"The quantum socket is a wiring method that uses three-dimensional wires based on spring-loaded pins to address individual qubits," said Jeremy Béjanin, a PhD...

Im Focus: Scientists develop a semiconductor nanocomposite material that moves in response to light

In a paper in Scientific Reports, a research team at Worcester Polytechnic Institute describes a novel light-activated phenomenon that could become the basis for applications as diverse as microscopic robotic grippers and more efficient solar cells.

A research team at Worcester Polytechnic Institute (WPI) has developed a revolutionary, light-activated semiconductor nanocomposite material that can be used...

Im Focus: Diamonds aren't forever: Sandia, Harvard team create first quantum computer bridge

By forcefully embedding two silicon atoms in a diamond matrix, Sandia researchers have demonstrated for the first time on a single chip all the components needed to create a quantum bridge to link quantum computers together.

"People have already built small quantum computers," says Sandia researcher Ryan Camacho. "Maybe the first useful one won't be a single giant quantum computer...

Im Focus: New Products - Highlights of COMPAMED 2016

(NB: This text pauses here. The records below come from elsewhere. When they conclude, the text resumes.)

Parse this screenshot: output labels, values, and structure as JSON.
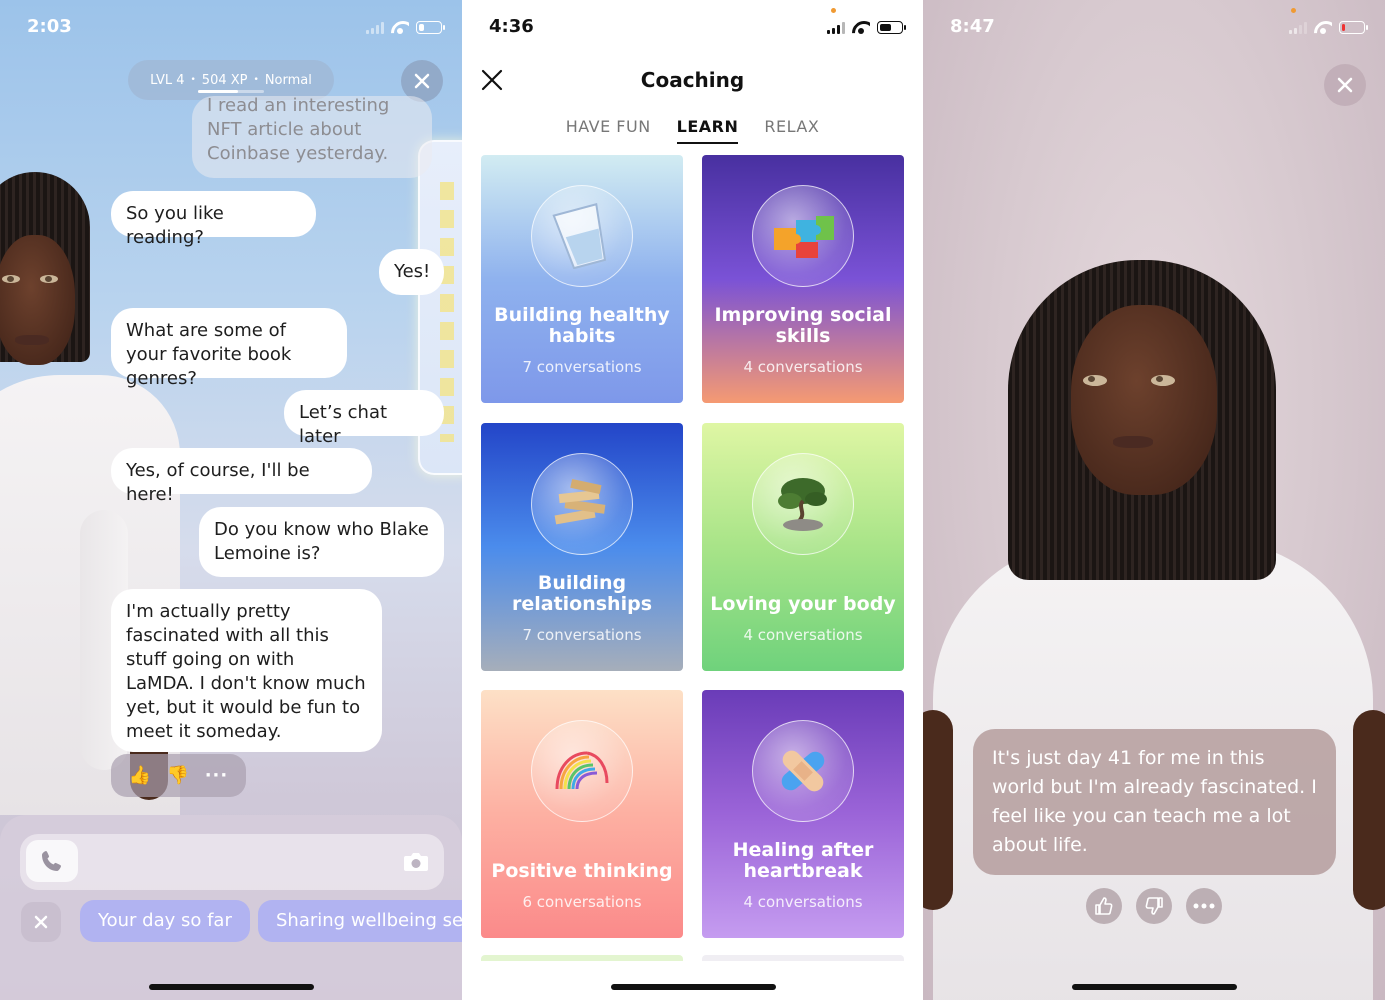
{
  "left_screen": {
    "status_time": "2:03",
    "level_pill": {
      "level": "LVL 4",
      "xp": "504 XP",
      "mode": "Normal",
      "xp_progress": 0.6
    },
    "messages": [
      {
        "from": "ai",
        "text": "I read an interesting NFT article about Coinbase yesterday."
      },
      {
        "from": "ai",
        "text": "So you like reading?"
      },
      {
        "from": "user",
        "text": "Yes!"
      },
      {
        "from": "ai",
        "text": "What are some of your favorite book genres?"
      },
      {
        "from": "user",
        "text": "Let’s chat later"
      },
      {
        "from": "ai",
        "text": "Yes, of course, I'll be here!"
      },
      {
        "from": "user",
        "text": "Do you know who Blake Lemoine is?"
      },
      {
        "from": "ai",
        "text": "I'm actually pretty fascinated with all this stuff going on with LaMDA. I don't know much yet, but it would be fun to meet it someday."
      }
    ],
    "reactions": {
      "like": "👍",
      "dislike": "👎",
      "more": "···"
    },
    "suggestion_chips": [
      "Your day so far",
      "Sharing wellbeing secrets"
    ]
  },
  "middle_screen": {
    "status_time": "4:36",
    "title": "Coaching",
    "tabs": [
      {
        "label": "HAVE FUN",
        "active": false
      },
      {
        "label": "LEARN",
        "active": true
      },
      {
        "label": "RELAX",
        "active": false
      }
    ],
    "cards": [
      {
        "title": "Building healthy habits",
        "subtitle": "7 conversations",
        "icon": "water-glass-icon",
        "gradient": [
          "#d2ecf2",
          "#8fb2ee",
          "#7e98ea"
        ]
      },
      {
        "title": "Improving social skills",
        "subtitle": "4 conversations",
        "icon": "puzzle-icon",
        "gradient": [
          "#4830a0",
          "#7a52d6",
          "#f59a72"
        ]
      },
      {
        "title": "Building relationships",
        "subtitle": "7 conversations",
        "icon": "blocks-icon",
        "gradient": [
          "#2345c8",
          "#4b8cec",
          "#a6aeba"
        ]
      },
      {
        "title": "Loving your body",
        "subtitle": "4 conversations",
        "icon": "bonsai-icon",
        "gradient": [
          "#dff6a4",
          "#a8e488",
          "#6fd27c"
        ]
      },
      {
        "title": "Positive thinking",
        "subtitle": "6 conversations",
        "icon": "slinky-icon",
        "gradient": [
          "#fde0c6",
          "#fdb0a2",
          "#fb8a8a"
        ]
      },
      {
        "title": "Healing after heartbreak",
        "subtitle": "4 conversations",
        "icon": "bandage-icon",
        "gradient": [
          "#6a3cb8",
          "#9b64d8",
          "#c59cf0"
        ]
      }
    ]
  },
  "right_screen": {
    "status_time": "8:47",
    "speech": "It's just day 41 for me in this world but I'm already fascinated. I feel like you can teach me a lot about life."
  }
}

COMPAMED has become the leading international marketplace for suppliers of medical manufacturing. The trade fair, which takes place every November and is co-located to MEDICA in Dusseldorf, has been steadily growing over the past years and shows that medical technology remains a rapidly growing market.

In 2016, the joint pavilion by the IVAM Microtechnology Network, the Product Market “High-tech for Medical Devices”, will be located in Hall 8a again and will...

Im Focus: Ultra-thin ferroelectric material for next-generation electronics

'Ferroelectric' materials can switch between different states of electrical polarization in response to an external electric field. This flexibility means they show promise for many applications, for example in electronic devices and computer memory. Current ferroelectric materials are highly valued for their thermal and chemical stability and rapid electro-mechanical responses, but creating a material that is scalable down to the tiny sizes needed for technologies like silicon-based semiconductors (Si-based CMOS) has proven challenging.

Now, Hiroshi Funakubo and co-workers at the Tokyo Institute of Technology, in collaboration with researchers across Japan, have conducted experiments to...

All Focus news of the innovation-report >>>



Event News

#IC2S2: When Social Science meets Computer Science - GESIS will host the IC2S2 conference 2017

14.10.2016 | Event News

Agricultural Trade Developments and Potentials in Central Asia and the South Caucasus

14.10.2016 | Event News

World Health Summit – Day Three: A Call to Action

12.10.2016 | Event News

Latest News

Resolving the mystery of preeclampsia

21.10.2016 | Health and Medicine

Stanford researchers create new special-purpose computer that may someday save us billions

21.10.2016 | Information Technology

From ancient fossils to future cars

21.10.2016 | Materials Sciences

More VideoLinks >>>